       La Plena is an Afro-Puerto Rican music, “a hybrid musical form that integrates both European and African elements in its’ form and lyrics”, but was first dismissed as la musíca de Negroes.15 Practiced by both black and mulattoes in the coastal towns in southern and southeastern Puerto Rico, la Plena, like La Bomba, was born on the sugar plantations in the early 1920’s. It, too, had a call and response form. But unlike Bomba, Plena expressed the struggle of the working class and documented everyday experiences and happenings of the town, like a musical newspaper.16 The instruments involved in Plena are: a panderetas, guitar, cuarto, guiro, maracas, bongos, and congos.17
            Plena has a quick rhythm, where couples dance in “social position”, facing each other. The plena drummers do not dialogue, like in Bomba, but they do have solos.18Traditional clothing of Plena, unlike Bomba, is less conservative. Dresses did not have a neck, were short-sleeved, and had a skirt that came mid-calve. The dresses usually had floral or very colorful print. The male wears white pants with a shirt to match the women’s dress.19

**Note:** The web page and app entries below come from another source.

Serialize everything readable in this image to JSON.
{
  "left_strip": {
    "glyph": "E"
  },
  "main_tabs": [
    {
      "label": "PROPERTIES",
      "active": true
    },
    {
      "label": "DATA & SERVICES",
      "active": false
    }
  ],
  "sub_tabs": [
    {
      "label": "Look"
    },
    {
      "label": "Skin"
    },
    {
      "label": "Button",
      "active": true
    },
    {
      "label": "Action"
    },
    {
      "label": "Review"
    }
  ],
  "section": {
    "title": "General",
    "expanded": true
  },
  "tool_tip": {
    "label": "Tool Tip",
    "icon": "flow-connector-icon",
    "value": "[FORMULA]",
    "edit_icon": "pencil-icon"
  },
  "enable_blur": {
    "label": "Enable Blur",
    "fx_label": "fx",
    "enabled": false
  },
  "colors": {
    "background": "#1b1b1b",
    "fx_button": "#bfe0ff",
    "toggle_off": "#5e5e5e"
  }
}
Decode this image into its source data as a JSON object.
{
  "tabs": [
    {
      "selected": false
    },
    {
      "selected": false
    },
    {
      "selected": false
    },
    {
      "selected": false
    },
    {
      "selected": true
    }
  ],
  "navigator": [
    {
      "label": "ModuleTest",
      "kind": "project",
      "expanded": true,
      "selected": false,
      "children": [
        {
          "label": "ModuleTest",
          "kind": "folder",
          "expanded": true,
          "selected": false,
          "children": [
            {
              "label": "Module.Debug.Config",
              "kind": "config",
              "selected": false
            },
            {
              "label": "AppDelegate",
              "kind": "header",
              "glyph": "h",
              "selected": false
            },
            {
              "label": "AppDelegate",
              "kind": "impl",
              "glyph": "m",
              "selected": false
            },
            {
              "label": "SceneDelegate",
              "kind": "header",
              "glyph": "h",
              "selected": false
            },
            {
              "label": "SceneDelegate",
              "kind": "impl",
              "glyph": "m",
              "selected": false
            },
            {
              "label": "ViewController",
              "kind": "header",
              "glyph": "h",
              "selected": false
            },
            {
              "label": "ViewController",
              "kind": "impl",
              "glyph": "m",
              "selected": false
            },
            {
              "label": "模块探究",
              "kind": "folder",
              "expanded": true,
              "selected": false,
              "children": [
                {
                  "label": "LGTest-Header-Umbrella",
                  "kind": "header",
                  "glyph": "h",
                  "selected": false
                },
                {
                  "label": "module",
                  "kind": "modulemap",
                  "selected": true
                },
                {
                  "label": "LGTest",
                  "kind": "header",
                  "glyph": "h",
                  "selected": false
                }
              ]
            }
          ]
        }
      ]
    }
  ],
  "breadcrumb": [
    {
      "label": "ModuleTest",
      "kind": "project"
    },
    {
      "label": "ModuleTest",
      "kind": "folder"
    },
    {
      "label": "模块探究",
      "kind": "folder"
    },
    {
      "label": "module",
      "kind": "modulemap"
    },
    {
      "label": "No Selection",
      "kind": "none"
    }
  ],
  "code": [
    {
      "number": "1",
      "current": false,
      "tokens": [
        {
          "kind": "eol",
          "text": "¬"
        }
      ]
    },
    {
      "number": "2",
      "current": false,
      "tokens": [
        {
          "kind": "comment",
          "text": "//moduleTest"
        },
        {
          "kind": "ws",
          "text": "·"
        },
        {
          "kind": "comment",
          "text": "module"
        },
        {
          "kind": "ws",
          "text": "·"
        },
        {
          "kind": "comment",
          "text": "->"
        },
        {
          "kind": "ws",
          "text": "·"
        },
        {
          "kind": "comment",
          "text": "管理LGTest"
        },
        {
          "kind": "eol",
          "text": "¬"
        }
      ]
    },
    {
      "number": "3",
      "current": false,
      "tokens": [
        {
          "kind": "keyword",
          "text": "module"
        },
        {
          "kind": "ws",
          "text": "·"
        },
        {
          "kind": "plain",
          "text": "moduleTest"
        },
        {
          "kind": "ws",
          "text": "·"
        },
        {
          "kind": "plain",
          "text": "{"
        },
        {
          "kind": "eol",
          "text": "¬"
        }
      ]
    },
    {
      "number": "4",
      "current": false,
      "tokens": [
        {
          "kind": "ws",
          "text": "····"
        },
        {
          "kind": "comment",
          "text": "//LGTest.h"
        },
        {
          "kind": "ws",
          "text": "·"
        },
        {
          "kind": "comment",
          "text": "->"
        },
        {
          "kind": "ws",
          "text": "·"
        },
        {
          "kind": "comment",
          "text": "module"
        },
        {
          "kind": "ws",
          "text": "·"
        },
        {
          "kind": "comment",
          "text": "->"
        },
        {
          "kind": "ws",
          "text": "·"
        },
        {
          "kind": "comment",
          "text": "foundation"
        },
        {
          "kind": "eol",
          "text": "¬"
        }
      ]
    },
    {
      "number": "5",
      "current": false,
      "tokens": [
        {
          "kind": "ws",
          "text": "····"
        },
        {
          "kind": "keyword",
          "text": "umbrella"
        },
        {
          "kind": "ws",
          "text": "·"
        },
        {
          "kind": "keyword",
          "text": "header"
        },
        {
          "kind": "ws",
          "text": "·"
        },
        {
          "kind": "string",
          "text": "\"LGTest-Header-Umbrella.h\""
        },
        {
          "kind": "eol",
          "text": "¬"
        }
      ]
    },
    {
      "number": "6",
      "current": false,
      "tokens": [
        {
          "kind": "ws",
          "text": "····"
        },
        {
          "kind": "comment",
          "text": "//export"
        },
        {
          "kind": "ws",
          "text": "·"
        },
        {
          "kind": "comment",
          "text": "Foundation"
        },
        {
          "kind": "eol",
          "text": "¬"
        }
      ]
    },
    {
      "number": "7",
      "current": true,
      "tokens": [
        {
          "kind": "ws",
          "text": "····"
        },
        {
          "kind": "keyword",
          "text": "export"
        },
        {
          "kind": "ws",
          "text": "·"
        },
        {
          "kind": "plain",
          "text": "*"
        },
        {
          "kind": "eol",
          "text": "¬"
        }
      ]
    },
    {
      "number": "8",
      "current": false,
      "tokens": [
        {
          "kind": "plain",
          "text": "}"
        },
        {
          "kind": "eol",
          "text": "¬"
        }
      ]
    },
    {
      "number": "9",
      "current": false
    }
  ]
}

“La Bomba”

A Gloria, Bomba/Music & Lyrics, Neftali Rivera

            La Bomba is a traditional dance form on the island of Puerto Rico. Known as the dance of slaves, this dance was usually performed on sugar planatations. Sugar plantations were placed along the coast, which is the reason la Bomba is is spread out along the sea.8 The instrumentation of Bomba usually consists of one large drum, a buleador, and a maraca used by the main singer. The lyrics, which are comedic, satirical, and sometimes sensual, are sung in a call and response fashion.9 It was used as an expression that provided an escape from the hardships of slavery.

            Bomba is a dialogue between the dancer and drummer.10 It starts with a female soloist called called “laina” who “sings a phrase evoking a primitive call”.11 The drummer plays a rhythm and the dancer responds in a “freestyle” manner while swishing their skirts around”. Men usually wear all white and fedora hat and women wear plantation shirts and a head scarf.12 Men and women both participated in this dance, but do not dance in a partner form or touch at all. “After the abolition of slavery, in 1873, the free slaves and their descendants followed the tradition of La Bomba as a social activity.”13 It eventually went from a dance of the slaves to a dance adopted by popular and upper classes.  But there was still a rift between lower and upper classes. “At least until the 1840’s, the island’s dances were divided into two types: one known as the bailes de sociedad , or high society, which consisted of adaptations of polkas, waltzes, and other European dances, and the bailes de garabuto, the popular dances.”14